Smith said in an interview that she had no doubt, looking back on her time in Washington, that she would see the legislation as “one of the most important things I’ve had the chance to work on.” .
The bill is a far cry from the roughly $3.5 trillion bill introduced last year. The deciding vote by Senate Democrats rejected that package, even though its price tag was reduced, leaving the party to scramble for a compromise.
As this fall’s midterm elections drew closer, it seemed unlikely that Democrats would be able to use the budget process they envisioned to avoid a filibuster in the Senate and pass major measures on climate, taxes and prescription drugs.
That changed in recent weeks, however, and Senate Democrats were able to overcome unanimous GOP opposition to pass the more limited package that Smith and Democratic U.S. Sen. Amy Klobuchar also support.

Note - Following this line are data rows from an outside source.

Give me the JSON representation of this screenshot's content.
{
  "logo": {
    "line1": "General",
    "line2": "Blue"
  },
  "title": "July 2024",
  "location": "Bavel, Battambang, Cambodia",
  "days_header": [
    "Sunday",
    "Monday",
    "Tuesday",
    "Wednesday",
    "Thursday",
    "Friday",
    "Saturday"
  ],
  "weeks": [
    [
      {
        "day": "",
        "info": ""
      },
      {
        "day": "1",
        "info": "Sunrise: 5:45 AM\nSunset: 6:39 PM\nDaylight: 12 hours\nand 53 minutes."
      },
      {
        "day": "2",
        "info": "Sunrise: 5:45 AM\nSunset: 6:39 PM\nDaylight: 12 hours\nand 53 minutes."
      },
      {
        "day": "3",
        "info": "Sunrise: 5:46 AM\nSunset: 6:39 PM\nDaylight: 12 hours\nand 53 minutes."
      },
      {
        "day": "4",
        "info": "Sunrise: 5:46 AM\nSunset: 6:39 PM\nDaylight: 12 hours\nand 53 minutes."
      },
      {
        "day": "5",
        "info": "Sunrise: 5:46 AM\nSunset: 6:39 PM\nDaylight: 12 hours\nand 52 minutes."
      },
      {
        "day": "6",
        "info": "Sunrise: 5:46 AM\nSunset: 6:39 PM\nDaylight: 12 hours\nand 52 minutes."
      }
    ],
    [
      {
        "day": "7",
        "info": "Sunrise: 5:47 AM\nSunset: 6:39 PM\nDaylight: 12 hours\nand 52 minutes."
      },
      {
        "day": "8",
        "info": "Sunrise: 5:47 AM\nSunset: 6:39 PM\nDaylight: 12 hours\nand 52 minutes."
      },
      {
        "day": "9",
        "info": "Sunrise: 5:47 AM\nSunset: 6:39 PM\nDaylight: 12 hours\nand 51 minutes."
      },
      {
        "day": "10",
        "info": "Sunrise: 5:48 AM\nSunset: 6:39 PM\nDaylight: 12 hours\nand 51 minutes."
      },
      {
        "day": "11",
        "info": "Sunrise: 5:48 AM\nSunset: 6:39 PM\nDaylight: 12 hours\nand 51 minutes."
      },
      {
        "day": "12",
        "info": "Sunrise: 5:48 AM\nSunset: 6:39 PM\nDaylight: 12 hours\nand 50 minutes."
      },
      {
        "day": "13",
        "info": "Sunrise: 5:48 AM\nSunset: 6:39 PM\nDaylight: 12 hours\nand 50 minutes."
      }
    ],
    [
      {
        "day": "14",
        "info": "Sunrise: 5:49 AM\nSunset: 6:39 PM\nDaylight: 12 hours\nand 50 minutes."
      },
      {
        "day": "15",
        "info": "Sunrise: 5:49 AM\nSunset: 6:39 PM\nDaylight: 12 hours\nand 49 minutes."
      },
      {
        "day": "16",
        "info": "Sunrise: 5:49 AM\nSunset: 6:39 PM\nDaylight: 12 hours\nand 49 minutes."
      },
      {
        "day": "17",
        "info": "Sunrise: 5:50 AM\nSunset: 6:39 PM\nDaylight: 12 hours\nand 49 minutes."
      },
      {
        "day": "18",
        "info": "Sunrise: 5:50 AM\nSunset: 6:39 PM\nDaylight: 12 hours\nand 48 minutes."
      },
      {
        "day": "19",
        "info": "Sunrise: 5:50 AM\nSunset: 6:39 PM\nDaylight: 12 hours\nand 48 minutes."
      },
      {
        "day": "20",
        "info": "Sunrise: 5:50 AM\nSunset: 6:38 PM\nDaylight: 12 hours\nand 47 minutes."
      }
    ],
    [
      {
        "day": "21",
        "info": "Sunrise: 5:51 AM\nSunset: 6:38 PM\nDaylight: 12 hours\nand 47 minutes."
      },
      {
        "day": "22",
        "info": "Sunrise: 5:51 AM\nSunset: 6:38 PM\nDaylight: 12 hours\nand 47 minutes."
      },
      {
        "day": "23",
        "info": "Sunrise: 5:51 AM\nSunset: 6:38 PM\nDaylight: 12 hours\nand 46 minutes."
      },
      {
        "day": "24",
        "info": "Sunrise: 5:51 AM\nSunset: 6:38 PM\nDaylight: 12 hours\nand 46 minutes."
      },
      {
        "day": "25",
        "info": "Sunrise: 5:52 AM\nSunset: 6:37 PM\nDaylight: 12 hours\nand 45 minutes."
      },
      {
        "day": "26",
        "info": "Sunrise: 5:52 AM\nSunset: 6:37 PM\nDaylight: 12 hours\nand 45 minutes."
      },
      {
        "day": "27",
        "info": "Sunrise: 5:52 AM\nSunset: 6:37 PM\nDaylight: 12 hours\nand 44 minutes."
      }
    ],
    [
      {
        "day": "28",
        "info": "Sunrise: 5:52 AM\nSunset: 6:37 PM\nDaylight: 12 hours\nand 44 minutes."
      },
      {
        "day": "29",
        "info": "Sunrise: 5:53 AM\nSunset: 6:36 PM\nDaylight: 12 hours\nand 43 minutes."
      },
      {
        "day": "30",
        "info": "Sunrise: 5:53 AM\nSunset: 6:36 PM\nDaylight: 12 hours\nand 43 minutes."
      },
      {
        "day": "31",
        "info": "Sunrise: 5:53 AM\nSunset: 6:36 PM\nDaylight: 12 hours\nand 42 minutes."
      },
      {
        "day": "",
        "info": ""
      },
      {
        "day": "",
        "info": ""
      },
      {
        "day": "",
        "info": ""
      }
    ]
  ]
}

The House voted 220 to 207 along party lines on Friday and sent the bill to Democratic President Joe Biden’s office.
“The climate and clean energy provisions are the most important thing we’ve ever done in this country when it comes to clean energy and addressing the climate crisis,” Smith said.
Republicans are furious with the legislation, which also allows the government to negotiate certain drug prices for Medicare beneficiaries.
“The Democrats’ response to the energy crisis they’ve exacerbated is a war on American fossil fuels to fund Green New Deal freebies for their wealthy friends,” GOP Senate Minority Leader Mitch McConnell said. in a press release earlier this month. “And their answer to the runaway inflation they’ve created is a bill that experts say won’t significantly reduce inflation at all.”
The climate components of the legislation amount to approximately $373 billion. Smith’s influence on the bill, according to his office, includes working on direct payment for nonprofits so they can benefit from the $260 billion in clean energy tax credits. provided for in the legislation, as well as $9.7 billion to help rural electric cooperatives and more than $1.7 billion for the Rural Energy for America program.
“The positive benefits of the clean energy elements significantly outweigh the negative impacts of the pro-fossil fuel components of this bill,” Smith said.
Gabriel Chan, an associate professor at the University of Minnesota’s Humphrey School of Public Affairs, who focuses on energy and climate policy, said “looking at some of the modeling of the impacts of this bill, you expects it to significantly reduce carbon emissions.”
“It helps direct federal dollars toward clean energy investment,” Chan said, but later noted “a question mark over whether this will be enough to address some of the inequities in the energy system.” .